The Obama administration generally worked through jails and prisons to focus on the bad immigrants. The Trump administration, however, has been more into large scale local raids and sweeps, unsettling those living their quiet lives as tax-paying members of their respective communities. They were people who may not have been documented, but they were productive and law abiding who wanted to be a part of our nation. Instead of finding a way to allow them to live their lives, most were put through a torturous separation process and deported.
The Trump approach has led to cities and states establishing sanctuary laws, which does not prevent ICE from doing its job. It only makes sure local and state enforcement stay in their own lanes with their activities and resources. Sanctuary is intended to make sure the locals keep their eyes on their own work. They have enough problems of their own than to do ICE’s job. Surely, ICE’s presence ICE doesn’t help local law enforcement (and I include campus police). ICE only creates a level of distrust, and then no law enforcement agency can do its job. Who in the community would call in a crime if they feared campus police would turn them in to ICE?
Which brings us back to the Farmington lie, er, sting.
I’d say judging from what we know of Trump these last few years, if Trump were from India and heard about Farmington, you know he’d be first in line to sign up.

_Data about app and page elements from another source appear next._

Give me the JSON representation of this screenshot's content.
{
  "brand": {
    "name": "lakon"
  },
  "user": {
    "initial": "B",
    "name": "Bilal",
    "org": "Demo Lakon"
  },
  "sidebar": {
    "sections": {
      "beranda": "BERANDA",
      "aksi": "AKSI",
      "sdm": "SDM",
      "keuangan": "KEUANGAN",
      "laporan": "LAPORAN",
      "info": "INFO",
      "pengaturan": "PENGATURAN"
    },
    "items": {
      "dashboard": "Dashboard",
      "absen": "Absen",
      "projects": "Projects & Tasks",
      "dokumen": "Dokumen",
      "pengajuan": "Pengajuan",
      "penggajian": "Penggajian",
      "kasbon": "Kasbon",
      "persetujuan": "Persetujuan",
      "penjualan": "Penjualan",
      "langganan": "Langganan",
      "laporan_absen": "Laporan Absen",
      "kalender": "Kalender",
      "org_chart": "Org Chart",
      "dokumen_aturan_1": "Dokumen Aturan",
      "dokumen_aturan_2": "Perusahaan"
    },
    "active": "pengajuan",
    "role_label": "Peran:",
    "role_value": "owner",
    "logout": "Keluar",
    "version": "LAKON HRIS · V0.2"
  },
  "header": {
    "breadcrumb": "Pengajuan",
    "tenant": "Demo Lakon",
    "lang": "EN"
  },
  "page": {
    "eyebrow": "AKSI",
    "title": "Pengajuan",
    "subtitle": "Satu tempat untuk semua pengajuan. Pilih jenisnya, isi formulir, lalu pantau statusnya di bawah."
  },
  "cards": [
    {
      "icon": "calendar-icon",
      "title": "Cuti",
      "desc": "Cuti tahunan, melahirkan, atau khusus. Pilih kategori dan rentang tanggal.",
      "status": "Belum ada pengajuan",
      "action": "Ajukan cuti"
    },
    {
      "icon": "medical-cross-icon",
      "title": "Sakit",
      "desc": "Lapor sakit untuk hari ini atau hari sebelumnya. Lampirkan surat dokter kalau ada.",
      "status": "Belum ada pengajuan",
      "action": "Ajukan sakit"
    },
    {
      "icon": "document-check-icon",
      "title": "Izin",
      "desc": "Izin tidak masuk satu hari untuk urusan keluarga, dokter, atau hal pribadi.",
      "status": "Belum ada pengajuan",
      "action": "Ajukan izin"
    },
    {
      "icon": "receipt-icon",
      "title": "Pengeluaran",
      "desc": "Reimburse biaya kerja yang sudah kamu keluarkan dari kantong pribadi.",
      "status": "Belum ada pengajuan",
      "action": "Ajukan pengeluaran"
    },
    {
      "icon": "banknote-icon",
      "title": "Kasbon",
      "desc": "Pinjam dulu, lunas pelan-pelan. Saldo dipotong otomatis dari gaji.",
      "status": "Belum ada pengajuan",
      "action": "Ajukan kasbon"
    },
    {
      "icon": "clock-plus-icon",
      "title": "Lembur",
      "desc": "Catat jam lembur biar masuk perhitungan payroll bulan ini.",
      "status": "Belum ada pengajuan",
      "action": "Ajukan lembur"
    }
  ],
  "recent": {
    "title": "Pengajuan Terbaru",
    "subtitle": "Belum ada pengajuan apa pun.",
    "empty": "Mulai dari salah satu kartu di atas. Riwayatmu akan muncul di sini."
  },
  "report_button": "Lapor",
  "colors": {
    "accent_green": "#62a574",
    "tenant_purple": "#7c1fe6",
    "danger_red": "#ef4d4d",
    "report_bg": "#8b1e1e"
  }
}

That’s the problem with sting operations. When you lie to catch your prey, it’s a thin line that separates the good guys from the bad.
And when you use the imprimatur and credibility of higher ed as part of the bait, that’s just plain dirty pool.
Who do you trust in America? Not the government, not ICE, and after all some 8,000 lies or misleading statements documented by The Washington Post Fact Checker, not Trump.
And now after the Farmington fiasco, definitely not higher ed.
Emil Guillermo, a journalist and commentator, writes for the Asian American Legal Defense and Education Fund. He is an adjunct professor in journalism at San Francisco State University. You can follow him on Twitter @emilamok